-------- Extracted records

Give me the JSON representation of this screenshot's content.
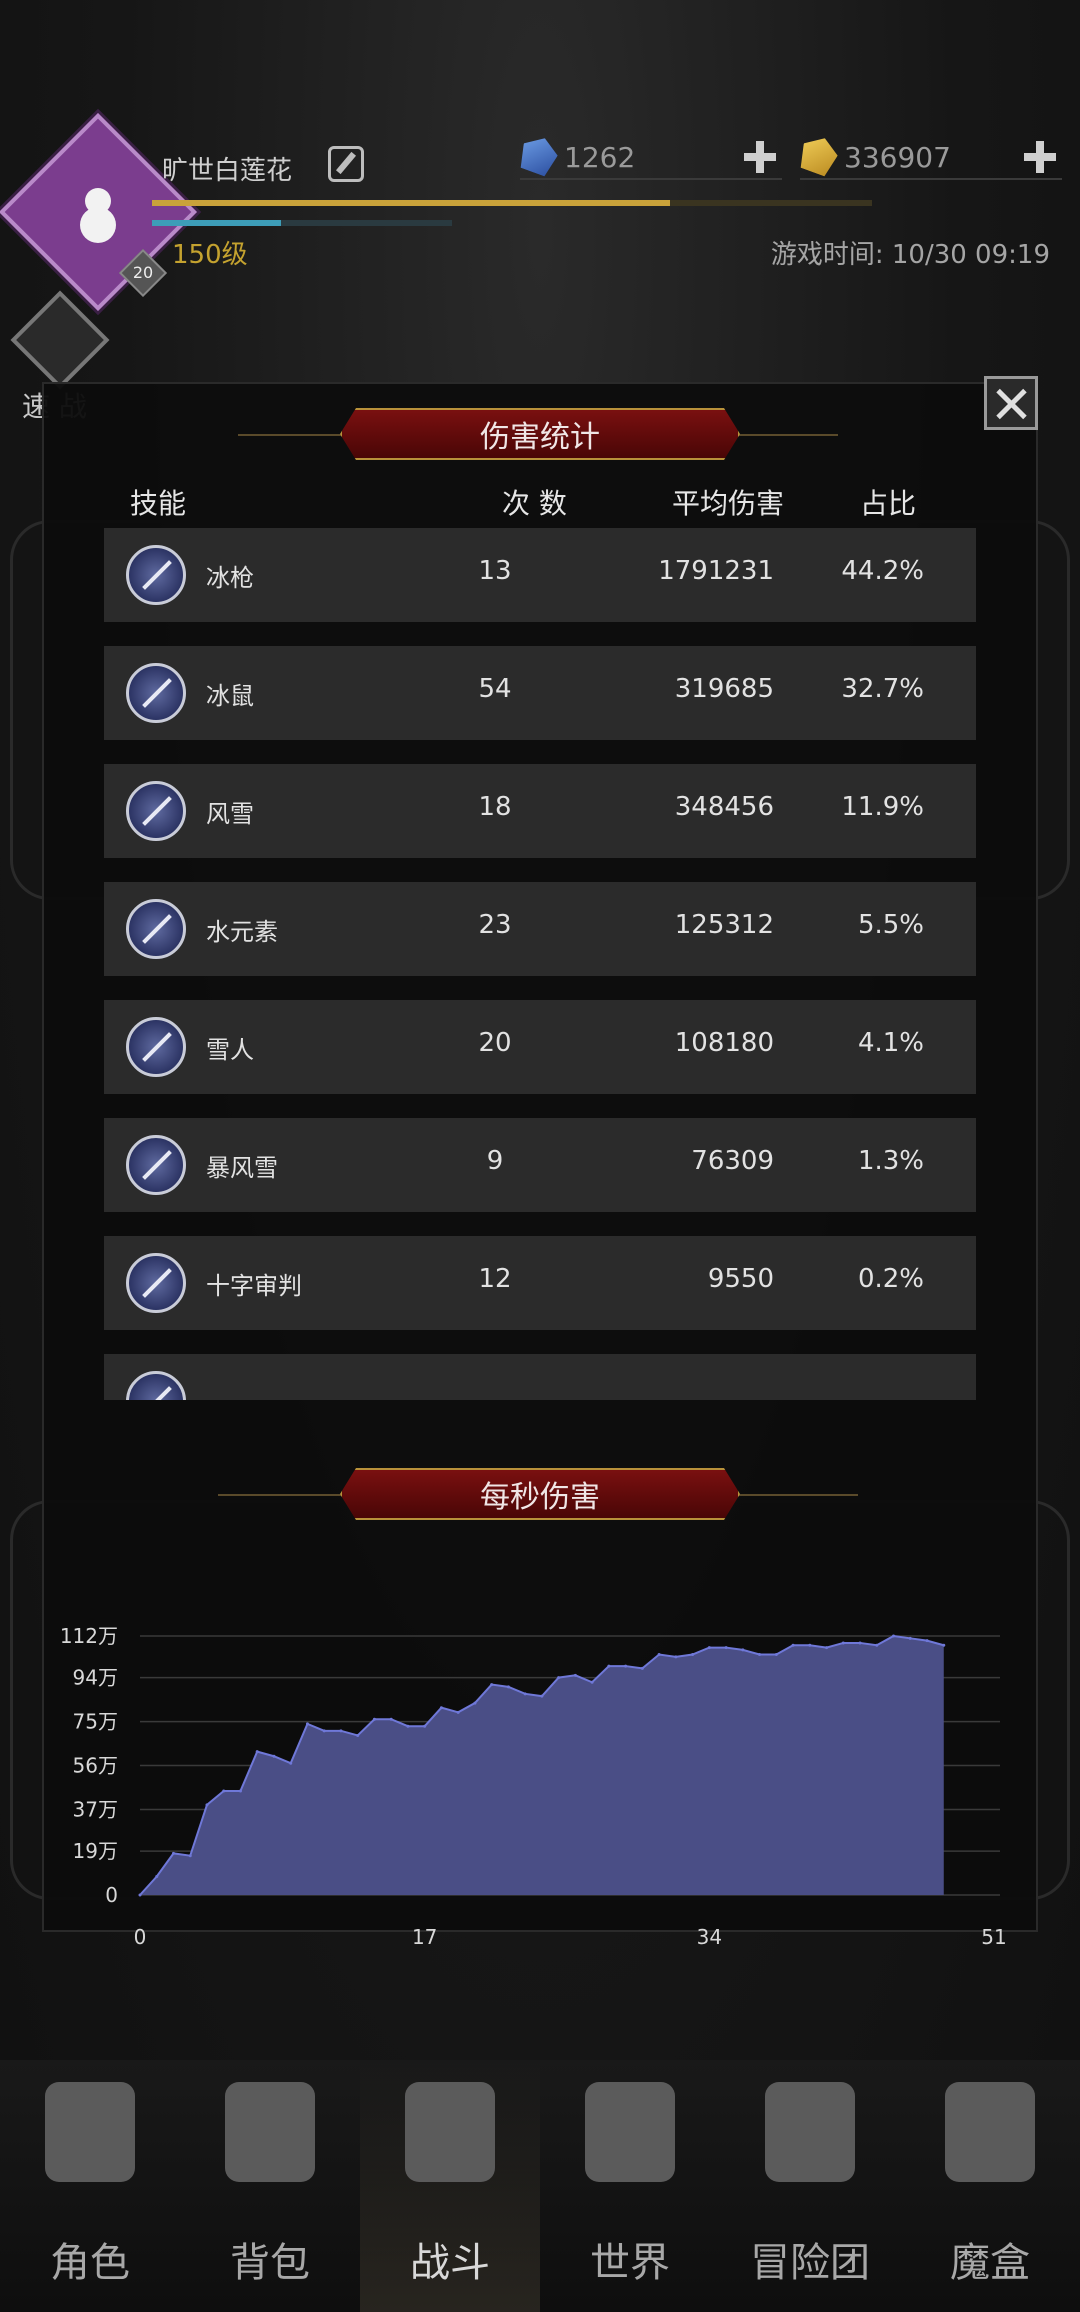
{
  "player": {
    "name": "旷世白莲花",
    "level": "150级",
    "badge": "20",
    "exp_progress": 0.72,
    "hp_progress": 0.43
  },
  "currency": {
    "gems": "1262",
    "gold": "336907"
  },
  "game_time": "游戏时间: 10/30 09:19",
  "quick_battle_label": "速 战",
  "damage_panel": {
    "title": "伤害统计",
    "columns": [
      "技能",
      "次 数",
      "平均伤害",
      "占比"
    ],
    "rows": [
      {
        "name": "冰枪",
        "count": "13",
        "avg": "1791231",
        "pct": "44.2%",
        "icon": "ice-spear-icon"
      },
      {
        "name": "冰鼠",
        "count": "54",
        "avg": "319685",
        "pct": "32.7%",
        "icon": "ice-rat-icon"
      },
      {
        "name": "风雪",
        "count": "18",
        "avg": "348456",
        "pct": "11.9%",
        "icon": "blizzard-blade-icon"
      },
      {
        "name": "水元素",
        "count": "23",
        "avg": "125312",
        "pct": "5.5%",
        "icon": "water-elemental-icon"
      },
      {
        "name": "雪人",
        "count": "20",
        "avg": "108180",
        "pct": "4.1%",
        "icon": "snowflake-icon"
      },
      {
        "name": "暴风雪",
        "count": "9",
        "avg": "76309",
        "pct": "1.3%",
        "icon": "storm-icon"
      },
      {
        "name": "十字审判",
        "count": "12",
        "avg": "9550",
        "pct": "0.2%",
        "icon": "cross-judgment-icon"
      },
      {
        "name": "",
        "count": "",
        "avg": "",
        "pct": "",
        "icon": "partial-skill-icon"
      }
    ]
  },
  "dps_title": "每秒伤害",
  "chart_data": {
    "type": "area",
    "title": "每秒伤害",
    "xlabel": "",
    "ylabel": "",
    "x_ticks": [
      "0",
      "17",
      "34",
      "51"
    ],
    "y_ticks": [
      "0",
      "19万",
      "37万",
      "56万",
      "75万",
      "94万",
      "112万"
    ],
    "xlim": [
      0,
      51
    ],
    "ylim": [
      0,
      112
    ],
    "y_unit": "万",
    "color": "#4a4e86",
    "line_color": "#6f78d8",
    "x": [
      0,
      1,
      2,
      3,
      4,
      5,
      6,
      7,
      8,
      9,
      10,
      11,
      12,
      13,
      14,
      15,
      16,
      17,
      18,
      19,
      20,
      21,
      22,
      23,
      24,
      25,
      26,
      27,
      28,
      29,
      30,
      31,
      32,
      33,
      34,
      35,
      36,
      37,
      38,
      39,
      40,
      41,
      42,
      43,
      44,
      45,
      46,
      47,
      48
    ],
    "y": [
      0,
      8,
      18,
      17,
      39,
      45,
      45,
      62,
      60,
      57,
      74,
      71,
      71,
      69,
      76,
      76,
      73,
      73,
      81,
      79,
      83,
      91,
      90,
      87,
      86,
      94,
      95,
      92,
      99,
      99,
      98,
      104,
      103,
      104,
      107,
      107,
      106,
      104,
      104,
      108,
      108,
      107,
      109,
      109,
      108,
      112,
      111,
      110,
      108
    ]
  },
  "nav": {
    "items": [
      {
        "label": "角色",
        "icon": "helmet-icon",
        "active": false
      },
      {
        "label": "背包",
        "icon": "backpack-icon",
        "active": false
      },
      {
        "label": "战斗",
        "icon": "sword-shield-icon",
        "active": true
      },
      {
        "label": "世界",
        "icon": "map-scroll-icon",
        "active": false
      },
      {
        "label": "冒险团",
        "icon": "castle-icon",
        "active": false
      },
      {
        "label": "魔盒",
        "icon": "magic-cube-icon",
        "active": false
      }
    ]
  }
}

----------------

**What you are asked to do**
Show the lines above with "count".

**Exercise answer**
        "count": "13",
        "count": "54",
        "count": "18",
        "count": "23",
        "count": "20",
        "count": "9",
        "count": "12",
        "count": "",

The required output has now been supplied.